(The data)

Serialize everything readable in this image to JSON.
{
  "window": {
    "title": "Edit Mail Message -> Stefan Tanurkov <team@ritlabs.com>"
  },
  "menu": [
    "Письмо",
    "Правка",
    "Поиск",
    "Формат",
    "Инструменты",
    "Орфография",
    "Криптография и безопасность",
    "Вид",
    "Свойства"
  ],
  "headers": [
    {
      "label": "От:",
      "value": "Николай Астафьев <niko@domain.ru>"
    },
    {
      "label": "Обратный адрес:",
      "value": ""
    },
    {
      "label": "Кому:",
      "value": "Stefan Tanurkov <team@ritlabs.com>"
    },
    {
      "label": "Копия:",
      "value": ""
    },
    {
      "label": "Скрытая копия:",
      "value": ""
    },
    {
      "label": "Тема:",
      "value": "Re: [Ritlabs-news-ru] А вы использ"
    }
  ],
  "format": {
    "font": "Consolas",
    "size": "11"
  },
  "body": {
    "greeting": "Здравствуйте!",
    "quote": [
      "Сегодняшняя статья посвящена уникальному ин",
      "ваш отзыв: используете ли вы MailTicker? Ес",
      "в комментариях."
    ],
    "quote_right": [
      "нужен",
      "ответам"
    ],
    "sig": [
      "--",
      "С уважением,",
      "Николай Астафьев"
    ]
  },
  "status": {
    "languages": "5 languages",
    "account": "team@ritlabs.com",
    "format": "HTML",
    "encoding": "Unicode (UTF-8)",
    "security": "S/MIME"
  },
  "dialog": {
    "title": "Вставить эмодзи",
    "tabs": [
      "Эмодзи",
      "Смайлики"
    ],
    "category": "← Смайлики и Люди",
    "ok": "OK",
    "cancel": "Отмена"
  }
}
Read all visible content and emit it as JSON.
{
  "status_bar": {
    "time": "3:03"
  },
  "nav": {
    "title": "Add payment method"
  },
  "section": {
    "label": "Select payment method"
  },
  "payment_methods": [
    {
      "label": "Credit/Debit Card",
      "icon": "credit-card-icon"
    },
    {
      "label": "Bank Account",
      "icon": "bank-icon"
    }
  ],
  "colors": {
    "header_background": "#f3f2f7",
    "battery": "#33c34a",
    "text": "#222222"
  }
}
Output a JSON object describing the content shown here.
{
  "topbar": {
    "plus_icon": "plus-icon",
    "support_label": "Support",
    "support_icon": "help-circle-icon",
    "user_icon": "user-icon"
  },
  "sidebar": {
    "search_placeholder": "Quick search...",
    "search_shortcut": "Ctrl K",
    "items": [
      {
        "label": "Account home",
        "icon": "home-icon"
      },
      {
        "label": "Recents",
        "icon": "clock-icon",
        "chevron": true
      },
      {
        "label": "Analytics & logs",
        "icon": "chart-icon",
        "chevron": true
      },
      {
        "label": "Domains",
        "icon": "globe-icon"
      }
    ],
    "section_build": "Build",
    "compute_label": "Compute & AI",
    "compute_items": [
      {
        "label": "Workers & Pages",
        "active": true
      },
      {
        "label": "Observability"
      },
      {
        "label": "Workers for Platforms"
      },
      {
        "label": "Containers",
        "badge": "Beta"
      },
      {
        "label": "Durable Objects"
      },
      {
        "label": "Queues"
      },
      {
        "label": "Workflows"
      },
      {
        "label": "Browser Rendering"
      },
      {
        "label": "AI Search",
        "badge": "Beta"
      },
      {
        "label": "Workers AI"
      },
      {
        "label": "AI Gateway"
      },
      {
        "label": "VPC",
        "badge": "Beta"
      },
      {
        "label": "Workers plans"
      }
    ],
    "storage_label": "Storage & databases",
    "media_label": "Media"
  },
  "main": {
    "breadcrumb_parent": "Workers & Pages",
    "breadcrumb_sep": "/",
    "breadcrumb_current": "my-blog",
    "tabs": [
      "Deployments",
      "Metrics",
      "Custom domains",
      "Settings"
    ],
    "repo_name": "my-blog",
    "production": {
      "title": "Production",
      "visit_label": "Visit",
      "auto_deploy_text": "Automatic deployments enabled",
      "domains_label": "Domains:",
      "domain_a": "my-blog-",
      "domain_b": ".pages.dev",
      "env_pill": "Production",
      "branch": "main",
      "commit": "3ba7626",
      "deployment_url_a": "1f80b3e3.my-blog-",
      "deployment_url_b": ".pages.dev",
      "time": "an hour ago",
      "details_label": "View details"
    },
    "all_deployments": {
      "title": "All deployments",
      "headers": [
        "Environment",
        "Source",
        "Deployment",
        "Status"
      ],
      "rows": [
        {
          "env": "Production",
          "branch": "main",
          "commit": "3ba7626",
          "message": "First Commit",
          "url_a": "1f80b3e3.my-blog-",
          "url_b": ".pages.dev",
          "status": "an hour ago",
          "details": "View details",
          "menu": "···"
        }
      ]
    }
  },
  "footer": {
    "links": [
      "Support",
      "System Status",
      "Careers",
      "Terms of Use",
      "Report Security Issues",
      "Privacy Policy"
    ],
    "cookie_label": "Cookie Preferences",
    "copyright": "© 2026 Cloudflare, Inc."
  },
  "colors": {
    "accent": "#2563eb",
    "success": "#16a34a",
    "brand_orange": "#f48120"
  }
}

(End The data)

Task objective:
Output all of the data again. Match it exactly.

Your response:
Serialize everything readable in this image to JSON.
{
  "window": {
    "title": "Edit Mail Message -> Stefan Tanurkov <team@ritlabs.com>"
  },
  "menu": [
    "Письмо",
    "Правка",
    "Поиск",
    "Формат",
    "Инструменты",
    "Орфография",
    "Криптография и безопасность",
    "Вид",
    "Свойства"
  ],
  "headers": [
    {
      "label": "От:",
      "value": "Николай Астафьев <niko@domain.ru>"
    },
    {
      "label": "Обратный адрес:",
      "value": ""
    },
    {
      "label": "Кому:",
      "value": "Stefan Tanurkov <team@ritlabs.com>"
    },
    {
      "label": "Копия:",
      "value": ""
    },
    {
      "label": "Скрытая копия:",
      "value": ""
    },
    {
      "label": "Тема:",
      "value": "Re: [Ritlabs-news-ru] А вы использ"
    }
  ],
  "format": {
    "font": "Consolas",
    "size": "11"
  },
  "body": {
    "greeting": "Здравствуйте!",
    "quote": [
      "Сегодняшняя статья посвящена уникальному ин",
      "ваш отзыв: используете ли вы MailTicker? Ес",
      "в комментариях."
    ],
    "quote_right": [
      "нужен",
      "ответам"
    ],
    "sig": [
      "--",
      "С уважением,",
      "Николай Астафьев"
    ]
  },
  "status": {
    "languages": "5 languages",
    "account": "team@ritlabs.com",
    "format": "HTML",
    "encoding": "Unicode (UTF-8)",
    "security": "S/MIME"
  },
  "dialog": {
    "title": "Вставить эмодзи",
    "tabs": [
      "Эмодзи",
      "Смайлики"
    ],
    "category": "← Смайлики и Люди",
    "ok": "OK",
    "cancel": "Отмена"
  }
}
Read all visible content and emit it as JSON.
{
  "status_bar": {
    "time": "3:03"
  },
  "nav": {
    "title": "Add payment method"
  },
  "section": {
    "label": "Select payment method"
  },
  "payment_methods": [
    {
      "label": "Credit/Debit Card",
      "icon": "credit-card-icon"
    },
    {
      "label": "Bank Account",
      "icon": "bank-icon"
    }
  ],
  "colors": {
    "header_background": "#f3f2f7",
    "battery": "#33c34a",
    "text": "#222222"
  }
}
Output a JSON object describing the content shown here.
{
  "topbar": {
    "plus_icon": "plus-icon",
    "support_label": "Support",
    "support_icon": "help-circle-icon",
    "user_icon": "user-icon"
  },
  "sidebar": {
    "search_placeholder": "Quick search...",
    "search_shortcut": "Ctrl K",
    "items": [
      {
        "label": "Account home",
        "icon": "home-icon"
      },
      {
        "label": "Recents",
        "icon": "clock-icon",
        "chevron": true
      },
      {
        "label": "Analytics & logs",
        "icon": "chart-icon",
        "chevron": true
      },
      {
        "label": "Domains",
        "icon": "globe-icon"
      }
    ],
    "section_build": "Build",
    "compute_label": "Compute & AI",
    "compute_items": [
      {
        "label": "Workers & Pages",
        "active": true
      },
      {
        "label": "Observability"
      },
      {
        "label": "Workers for Platforms"
      },
      {
        "label": "Containers",
        "badge": "Beta"
      },
      {
        "label": "Durable Objects"
      },
      {
        "label": "Queues"
      },
      {
        "label": "Workflows"
      },
      {
        "label": "Browser Rendering"
      },
      {
        "label": "AI Search",
        "badge": "Beta"
      },
      {
        "label": "Workers AI"
      },
      {
        "label": "AI Gateway"
      },
      {
        "label": "VPC",
        "badge": "Beta"
      },
      {
        "label": "Workers plans"
      }
    ],
    "storage_label": "Storage & databases",
    "media_label": "Media"
  },
  "main": {
    "breadcrumb_parent": "Workers & Pages",
    "breadcrumb_sep": "/",
    "breadcrumb_current": "my-blog",
    "tabs": [
      "Deployments",
      "Metrics",
      "Custom domains",
      "Settings"
    ],
    "repo_name": "my-blog",
    "production": {
      "title": "Production",
      "visit_label": "Visit",
      "auto_deploy_text": "Automatic deployments enabled",
      "domains_label": "Domains:",
      "domain_a": "my-blog-",
      "domain_b": ".pages.dev",
      "env_pill": "Production",
      "branch": "main",
      "commit": "3ba7626",
      "deployment_url_a": "1f80b3e3.my-blog-",
      "deployment_url_b": ".pages.dev",
      "time": "an hour ago",
      "details_label": "View details"
    },
    "all_deployments": {
      "title": "All deployments",
      "headers": [
        "Environment",
        "Source",
        "Deployment",
        "Status"
      ],
      "rows": [
        {
          "env": "Production",
          "branch": "main",
          "commit": "3ba7626",
          "message": "First Commit",
          "url_a": "1f80b3e3.my-blog-",
          "url_b": ".pages.dev",
          "status": "an hour ago",
          "details": "View details",
          "menu": "···"
        }
      ]
    }
  },
  "footer": {
    "links": [
      "Support",
      "System Status",
      "Careers",
      "Terms of Use",
      "Report Security Issues",
      "Privacy Policy"
    ],
    "cookie_label": "Cookie Preferences",
    "copyright": "© 2026 Cloudflare, Inc."
  },
  "colors": {
    "accent": "#2563eb",
    "success": "#16a34a",
    "brand_orange": "#f48120"
  }
}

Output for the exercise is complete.